# What you should do:
Copy the entries character for character.

Items listed in a dataset:
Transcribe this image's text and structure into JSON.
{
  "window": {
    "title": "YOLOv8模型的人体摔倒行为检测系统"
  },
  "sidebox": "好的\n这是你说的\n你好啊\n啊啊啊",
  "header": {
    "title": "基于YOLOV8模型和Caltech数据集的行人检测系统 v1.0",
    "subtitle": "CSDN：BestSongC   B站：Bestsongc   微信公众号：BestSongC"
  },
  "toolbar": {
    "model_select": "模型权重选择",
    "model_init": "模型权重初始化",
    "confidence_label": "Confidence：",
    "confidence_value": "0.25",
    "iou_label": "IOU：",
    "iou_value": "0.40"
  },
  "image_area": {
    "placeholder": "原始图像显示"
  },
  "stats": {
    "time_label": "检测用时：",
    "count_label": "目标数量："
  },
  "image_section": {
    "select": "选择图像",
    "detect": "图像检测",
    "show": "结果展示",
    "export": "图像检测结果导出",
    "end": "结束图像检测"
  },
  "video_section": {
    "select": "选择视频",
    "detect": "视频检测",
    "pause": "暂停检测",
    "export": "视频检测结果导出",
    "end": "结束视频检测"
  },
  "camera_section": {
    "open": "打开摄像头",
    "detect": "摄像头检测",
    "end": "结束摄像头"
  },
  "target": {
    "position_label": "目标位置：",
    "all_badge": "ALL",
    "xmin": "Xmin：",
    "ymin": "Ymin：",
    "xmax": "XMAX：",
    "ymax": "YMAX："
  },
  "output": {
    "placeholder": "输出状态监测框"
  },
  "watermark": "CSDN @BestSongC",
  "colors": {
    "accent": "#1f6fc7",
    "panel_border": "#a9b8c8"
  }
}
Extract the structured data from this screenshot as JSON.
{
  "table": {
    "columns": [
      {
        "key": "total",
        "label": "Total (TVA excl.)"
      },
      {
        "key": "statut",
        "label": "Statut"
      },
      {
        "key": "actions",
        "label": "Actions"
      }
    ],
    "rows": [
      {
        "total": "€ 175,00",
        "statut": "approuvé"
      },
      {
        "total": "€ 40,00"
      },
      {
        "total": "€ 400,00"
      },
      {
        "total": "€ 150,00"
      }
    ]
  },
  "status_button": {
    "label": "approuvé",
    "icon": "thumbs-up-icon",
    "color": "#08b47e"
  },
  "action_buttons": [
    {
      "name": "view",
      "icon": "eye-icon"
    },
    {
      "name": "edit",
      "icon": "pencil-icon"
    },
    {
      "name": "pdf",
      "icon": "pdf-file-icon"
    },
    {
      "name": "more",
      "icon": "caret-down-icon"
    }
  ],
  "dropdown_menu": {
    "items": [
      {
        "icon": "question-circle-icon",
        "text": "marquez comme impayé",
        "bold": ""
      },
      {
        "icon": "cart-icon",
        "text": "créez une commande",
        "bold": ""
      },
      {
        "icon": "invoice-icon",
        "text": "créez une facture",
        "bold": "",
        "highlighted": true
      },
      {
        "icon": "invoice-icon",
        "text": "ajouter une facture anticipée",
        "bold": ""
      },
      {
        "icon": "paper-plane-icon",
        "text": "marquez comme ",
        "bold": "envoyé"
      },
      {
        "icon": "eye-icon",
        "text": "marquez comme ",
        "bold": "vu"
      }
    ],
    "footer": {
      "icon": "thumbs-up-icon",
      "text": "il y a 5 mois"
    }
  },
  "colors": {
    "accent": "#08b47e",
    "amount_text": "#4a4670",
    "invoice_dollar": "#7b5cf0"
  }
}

# Answer to this problem:
Transcribe this image's text and structure into JSON.
{
  "window": {
    "title": "YOLOv8模型的人体摔倒行为检测系统"
  },
  "sidebox": "好的\n这是你说的\n你好啊\n啊啊啊",
  "header": {
    "title": "基于YOLOV8模型和Caltech数据集的行人检测系统 v1.0",
    "subtitle": "CSDN：BestSongC   B站：Bestsongc   微信公众号：BestSongC"
  },
  "toolbar": {
    "model_select": "模型权重选择",
    "model_init": "模型权重初始化",
    "confidence_label": "Confidence：",
    "confidence_value": "0.25",
    "iou_label": "IOU：",
    "iou_value": "0.40"
  },
  "image_area": {
    "placeholder": "原始图像显示"
  },
  "stats": {
    "time_label": "检测用时：",
    "count_label": "目标数量："
  },
  "image_section": {
    "select": "选择图像",
    "detect": "图像检测",
    "show": "结果展示",
    "export": "图像检测结果导出",
    "end": "结束图像检测"
  },
  "video_section": {
    "select": "选择视频",
    "detect": "视频检测",
    "pause": "暂停检测",
    "export": "视频检测结果导出",
    "end": "结束视频检测"
  },
  "camera_section": {
    "open": "打开摄像头",
    "detect": "摄像头检测",
    "end": "结束摄像头"
  },
  "target": {
    "position_label": "目标位置：",
    "all_badge": "ALL",
    "xmin": "Xmin：",
    "ymin": "Ymin：",
    "xmax": "XMAX：",
    "ymax": "YMAX："
  },
  "output": {
    "placeholder": "输出状态监测框"
  },
  "watermark": "CSDN @BestSongC",
  "colors": {
    "accent": "#1f6fc7",
    "panel_border": "#a9b8c8"
  }
}
Extract the structured data from this screenshot as JSON.
{
  "table": {
    "columns": [
      {
        "key": "total",
        "label": "Total (TVA excl.)"
      },
      {
        "key": "statut",
        "label": "Statut"
      },
      {
        "key": "actions",
        "label": "Actions"
      }
    ],
    "rows": [
      {
        "total": "€ 175,00",
        "statut": "approuvé"
      },
      {
        "total": "€ 40,00"
      },
      {
        "total": "€ 400,00"
      },
      {
        "total": "€ 150,00"
      }
    ]
  },
  "status_button": {
    "label": "approuvé",
    "icon": "thumbs-up-icon",
    "color": "#08b47e"
  },
  "action_buttons": [
    {
      "name": "view",
      "icon": "eye-icon"
    },
    {
      "name": "edit",
      "icon": "pencil-icon"
    },
    {
      "name": "pdf",
      "icon": "pdf-file-icon"
    },
    {
      "name": "more",
      "icon": "caret-down-icon"
    }
  ],
  "dropdown_menu": {
    "items": [
      {
        "icon": "question-circle-icon",
        "text": "marquez comme impayé",
        "bold": ""
      },
      {
        "icon": "cart-icon",
        "text": "créez une commande",
        "bold": ""
      },
      {
        "icon": "invoice-icon",
        "text": "créez une facture",
        "bold": "",
        "highlighted": true
      },
      {
        "icon": "invoice-icon",
        "text": "ajouter une facture anticipée",
        "bold": ""
      },
      {
        "icon": "paper-plane-icon",
        "text": "marquez comme ",
        "bold": "envoyé"
      },
      {
        "icon": "eye-icon",
        "text": "marquez comme ",
        "bold": "vu"
      }
    ],
    "footer": {
      "icon": "thumbs-up-icon",
      "text": "il y a 5 mois"
    }
  },
  "colors": {
    "accent": "#08b47e",
    "amount_text": "#4a4670",
    "invoice_dollar": "#7b5cf0"
  }
}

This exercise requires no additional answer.